By James DeRuvo (doddleNEWS)
Seemingly out of nowhere, Facebook announced the acquisition of this year’s 2014 CES Best in Show, the Occulus Rift. The social media network paid $2 billion to acquire the virtual reality technology company, and it’s leaving some to wish their favorite new tech toy hadn’t been grabbed by a company that runs fast and loose with privacy concerns.
“Oculus has the chance to create the most social platform ever, and change the way we work, play and communicate,” Facebook CEO Mark Zuckerberg said in a statement.
It’s the third recent acquisition for Facebook, having previously bought social media apps Instagram, and WhatsApp. The deal for WhatsApp, in particula,r was especially shocking because Zuckerberg agreed to pay over $19 billion for an app in order to get access to its hundreds of millions of users. But even after saying that Facebook would be taking a break from buying other companies, the allure of Oculus Rift was too tempting. Let’s take a look at the details of the deal.
Facebook has agreed to buy Oculus Rift for $400 million in cash, with a noter $300 million if the company meets performance targets set in the deal. In addition, Occulus founders, as well as venture capitalists who have funded the company since their Kickstarter campaign, will also receive about $1.6 billion in Facebook stock. Not quite the windfall that WhatsApp’s creators enjoyed, but since Facebook is looking to reward Oculus for meeting performance targets, that signals the virtual reality company will continue to operate independently.
Originally sold as a video game platform, the potential in Oculus Rift was quickly identified and more applications have been envisioned, including virtual reality training for astronauts at NASA, architectural design and testing, aviation piloting, and even law enforcement applications.
In fact, the Rift has applications in just about every sector of life that requires a computer, including filmmaking and post-production applications. But even though the ground breaking virtual reality headset has sold 75,000 developer kits to gaming and other developers, the device has yet to appear as a mainstream consumer product and there’s no set date for when it will.
Still, it was gaming that was at the heart of the Oculus development, and it remains their focus to this day. And with their successful Kickstarter campaign and Best in Show accolades at this year’s Consumer Electronics Show that allowed the company to attract venture capital funding, and a ton of video game talent. These include ID Software founder John Carmack, who saw the potential of Oculus early on and joined as their Chief Technology Officer in 2012.
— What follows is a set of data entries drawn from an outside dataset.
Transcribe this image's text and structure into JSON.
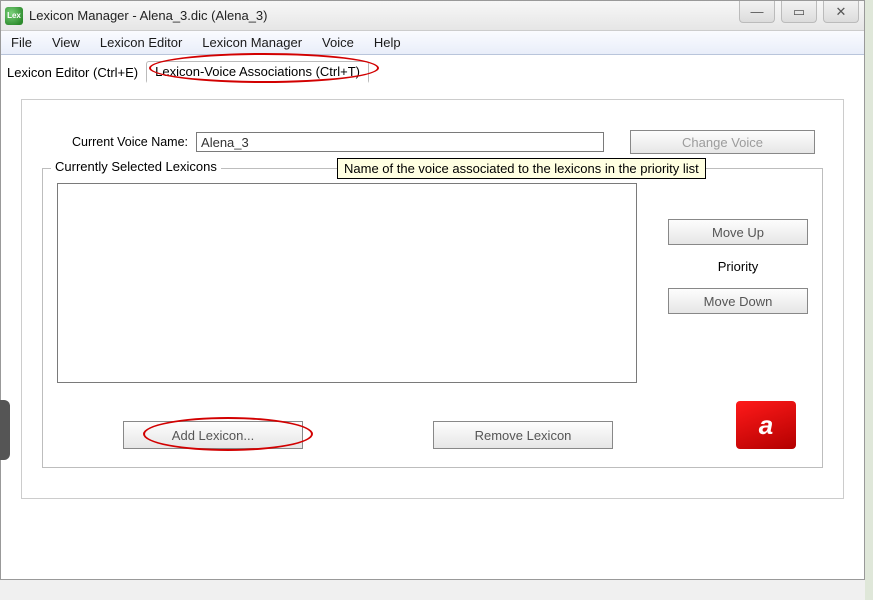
{
  "window": {
    "title": "Lexicon Manager - Alena_3.dic (Alena_3)"
  },
  "winControls": {
    "minimize": "—",
    "maximize": "▭",
    "close": "✕"
  },
  "menu": {
    "file": "File",
    "view": "View",
    "lexiconEditor": "Lexicon Editor",
    "lexiconManager": "Lexicon Manager",
    "voice": "Voice",
    "help": "Help"
  },
  "tabs": {
    "editor": "Lexicon Editor (Ctrl+E)",
    "voiceAssoc": "Lexicon-Voice Associations (Ctrl+T)"
  },
  "form": {
    "currentVoiceLabel": "Current Voice Name:",
    "currentVoiceValue": "Alena_3",
    "changeVoice": "Change Voice"
  },
  "tooltip": {
    "voiceName": "Name of the voice associated to the lexicons in the priority list"
  },
  "group": {
    "legend": "Currently Selected Lexicons",
    "moveUp": "Move Up",
    "priorityLabel": "Priority",
    "moveDown": "Move Down",
    "addLexicon": "Add Lexicon...",
    "removeLexicon": "Remove Lexicon"
  },
  "logo": {
    "glyph": "a"
  },
  "appIcon": {
    "label": "Lex"
  }
}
But not everyone is thrilled with Facebook’s acquisition of the company. Minecraft creator Markus Persson (aka Notch) canceled a deal for an Oculus version of Minecraft, simply because he doesn’t like the way Facebook operates. On Twitter, Notch declared that the Oculus Minecraft deal was dead because Zuckerberg’s social media network “creeps him out a little,” and he went on his blog to explain even further.
“I definitely want to be a part of VR, but I will not work with Facebook,” wrote Notch. “Their motives are too unclear and shifting, and they haven’t historically been a stable platform. There’s nothing about their history that makes me trust them, and that makes them seem creepy to me.”
Notch when on to admit that Social is indeed a great undiscovered country for VR, and that he could see people meeting in a virtual environment all over the world.
“VR is not bad for social,” notch admitted. “In fact, I think social could become one of the biggest applications of VR. Being able to sit in a virtual living room and see your friend’s avatar? Business meetings? Virtual cinemas where you feel like you’re actually watching the movie with your friend who is seven time zones away? But I don’t want to work with social, I want to work with games.”
Notch went on to say that he’s talked to other game developers who have worked with Facebook and have been left in the lurch when the platform had suddenly changed to boost numbers and not necessarily the overall experience, especially from a gaming development point of view. And as such, Notch wanted no part of it.
So while Facebook is planning on letting Oculus do it’s own thing for now, there’s no doubt that they have big plans for the VR device. The only question is, will the two companies be compatible? Only time will tell.
Hat Tip – Mashable